[Problem to solve]: All records, exactly as written, minus the pictures: copy them out.

########################################

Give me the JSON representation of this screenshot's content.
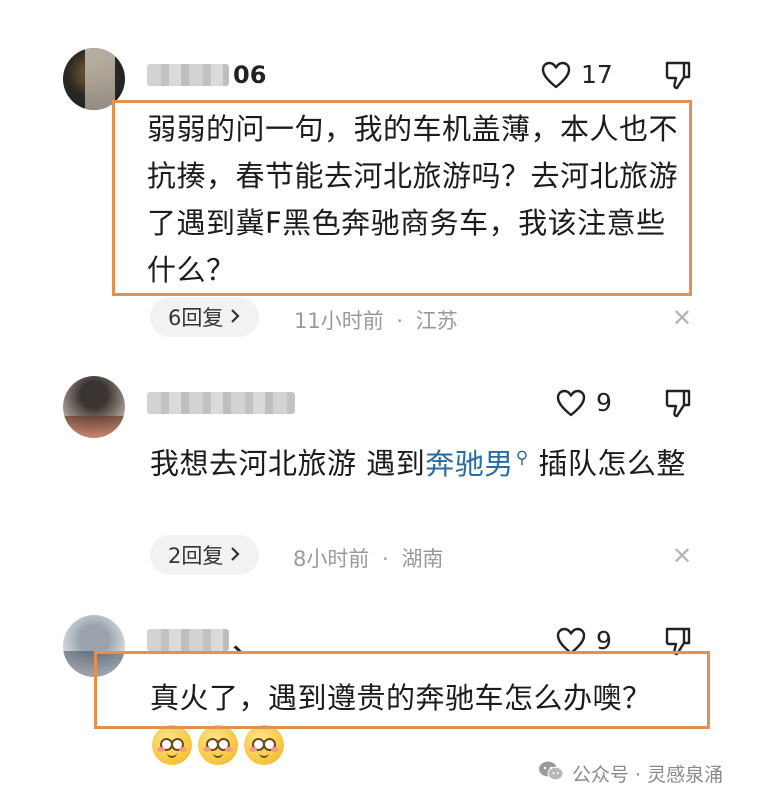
{
  "colors": {
    "highlight_box": "#e39150",
    "link_blue": "#2a6c9e",
    "pill_bg": "#f2f2f2",
    "meta_gray": "#9a9a9a"
  },
  "comments": [
    {
      "username_visible": "06",
      "likes": "17",
      "text": "弱弱的问一句，我的车机盖薄，本人也不抗揍，春节能去河北旅游吗？去河北旅游了遇到冀F黑色奔驰商务车，我该注意些什么？",
      "reply_label": "6回复",
      "time": "11小时前",
      "separator": "·",
      "location": "江苏",
      "highlighted": true
    },
    {
      "username_visible": "",
      "likes": "9",
      "text_before_link": "我想去河北旅游 遇到",
      "link_text": "奔驰男",
      "text_after_link": " 插队怎么整",
      "reply_label": "2回复",
      "time": "8小时前",
      "separator": "·",
      "location": "湖南",
      "highlighted": false
    },
    {
      "username_visible": "、",
      "likes": "9",
      "text": "真火了，遇到遵贵的奔驰车怎么办噢？",
      "emoji_count": 3,
      "highlighted": true
    }
  ],
  "icons": {
    "like": "heart-outline-icon",
    "dislike": "thumbs-down-icon",
    "close": "close-x-icon",
    "chevron": "chevron-right-icon",
    "search": "search-icon",
    "wechat": "wechat-official-account-icon"
  },
  "watermark": {
    "text": "公众号 · 灵感泉涌"
  }
}
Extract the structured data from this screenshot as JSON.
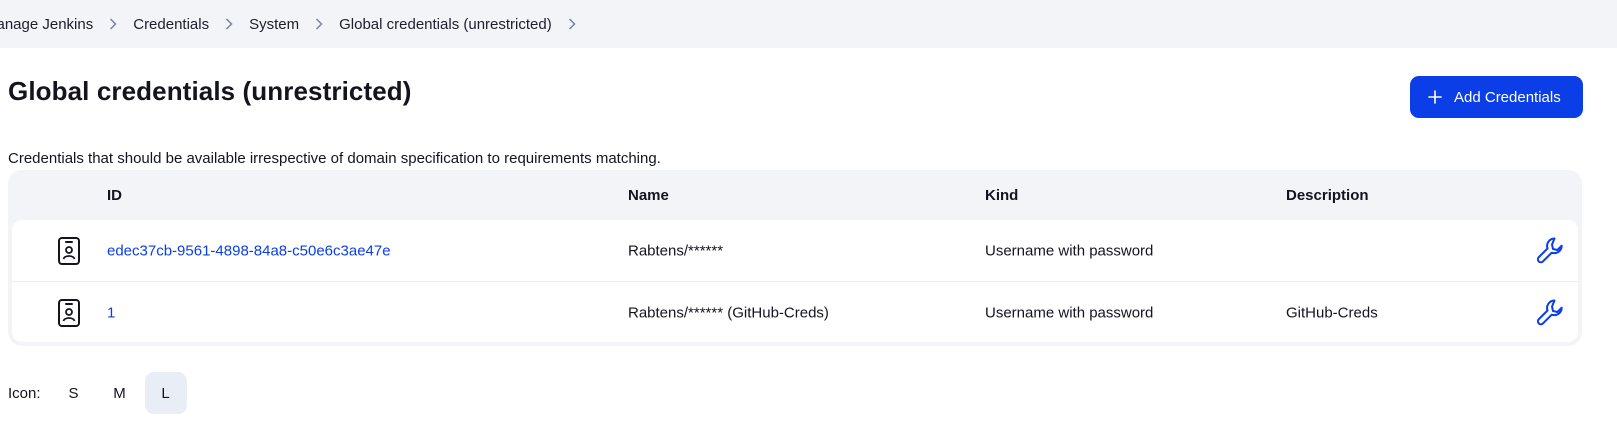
{
  "breadcrumb": {
    "items": [
      "Manage Jenkins",
      "Credentials",
      "System",
      "Global credentials (unrestricted)"
    ]
  },
  "header": {
    "title": "Global credentials (unrestricted)",
    "add_button_label": "Add Credentials",
    "add_button_icon": "plus-icon"
  },
  "subtitle": "Credentials that should be available irrespective of domain specification to requirements matching.",
  "table": {
    "columns": [
      "ID",
      "Name",
      "Kind",
      "Description"
    ],
    "rows": [
      {
        "icon": "credential-badge-icon",
        "id": "edec37cb-9561-4898-84a8-c50e6c3ae47e",
        "name": "Rabtens/******",
        "kind": "Username with password",
        "description": "",
        "action_icon": "wrench-icon"
      },
      {
        "icon": "credential-badge-icon",
        "id": "1",
        "name": "Rabtens/****** (GitHub-Creds)",
        "kind": "Username with password",
        "description": "GitHub-Creds",
        "action_icon": "wrench-icon"
      }
    ]
  },
  "icon_size": {
    "label": "Icon:",
    "options": [
      "S",
      "M",
      "L"
    ],
    "selected": "L"
  },
  "colors": {
    "accent": "#0b3ee6",
    "breadcrumb_bg": "#f2f4f8",
    "table_bg": "#f2f4f8",
    "selected_size_bg": "#e9edf6"
  }
}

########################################

[Task answer]:
Give me the JSON representation of this screenshot's content.
{
  "colors": {
    "highlight_box": "#e39150",
    "link_blue": "#2a6c9e",
    "pill_bg": "#f2f2f2",
    "meta_gray": "#9a9a9a"
  },
  "comments": [
    {
      "username_visible": "06",
      "likes": "17",
      "text": "弱弱的问一句，我的车机盖薄，本人也不抗揍，春节能去河北旅游吗？去河北旅游了遇到冀F黑色奔驰商务车，我该注意些什么？",
      "reply_label": "6回复",
      "time": "11小时前",
      "separator": "·",
      "location": "江苏",
      "highlighted": true
    },
    {
      "username_visible": "",
      "likes": "9",
      "text_before_link": "我想去河北旅游 遇到",
      "link_text": "奔驰男",
      "text_after_link": " 插队怎么整",
      "reply_label": "2回复",
      "time": "8小时前",
      "separator": "·",
      "location": "湖南",
      "highlighted": false
    },
    {
      "username_visible": "、",
      "likes": "9",
      "text": "真火了，遇到遵贵的奔驰车怎么办噢？",
      "emoji_count": 3,
      "highlighted": true
    }
  ],
  "icons": {
    "like": "heart-outline-icon",
    "dislike": "thumbs-down-icon",
    "close": "close-x-icon",
    "chevron": "chevron-right-icon",
    "search": "search-icon",
    "wechat": "wechat-official-account-icon"
  },
  "watermark": {
    "text": "公众号 · 灵感泉涌"
  }
}
Extract the structured data from this screenshot as JSON.
{
  "breadcrumb": {
    "items": [
      "Manage Jenkins",
      "Credentials",
      "System",
      "Global credentials (unrestricted)"
    ]
  },
  "header": {
    "title": "Global credentials (unrestricted)",
    "add_button_label": "Add Credentials",
    "add_button_icon": "plus-icon"
  },
  "subtitle": "Credentials that should be available irrespective of domain specification to requirements matching.",
  "table": {
    "columns": [
      "ID",
      "Name",
      "Kind",
      "Description"
    ],
    "rows": [
      {
        "icon": "credential-badge-icon",
        "id": "edec37cb-9561-4898-84a8-c50e6c3ae47e",
        "name": "Rabtens/******",
        "kind": "Username with password",
        "description": "",
        "action_icon": "wrench-icon"
      },
      {
        "icon": "credential-badge-icon",
        "id": "1",
        "name": "Rabtens/****** (GitHub-Creds)",
        "kind": "Username with password",
        "description": "GitHub-Creds",
        "action_icon": "wrench-icon"
      }
    ]
  },
  "icon_size": {
    "label": "Icon:",
    "options": [
      "S",
      "M",
      "L"
    ],
    "selected": "L"
  },
  "colors": {
    "accent": "#0b3ee6",
    "breadcrumb_bg": "#f2f4f8",
    "table_bg": "#f2f4f8",
    "selected_size_bg": "#e9edf6"
  }
}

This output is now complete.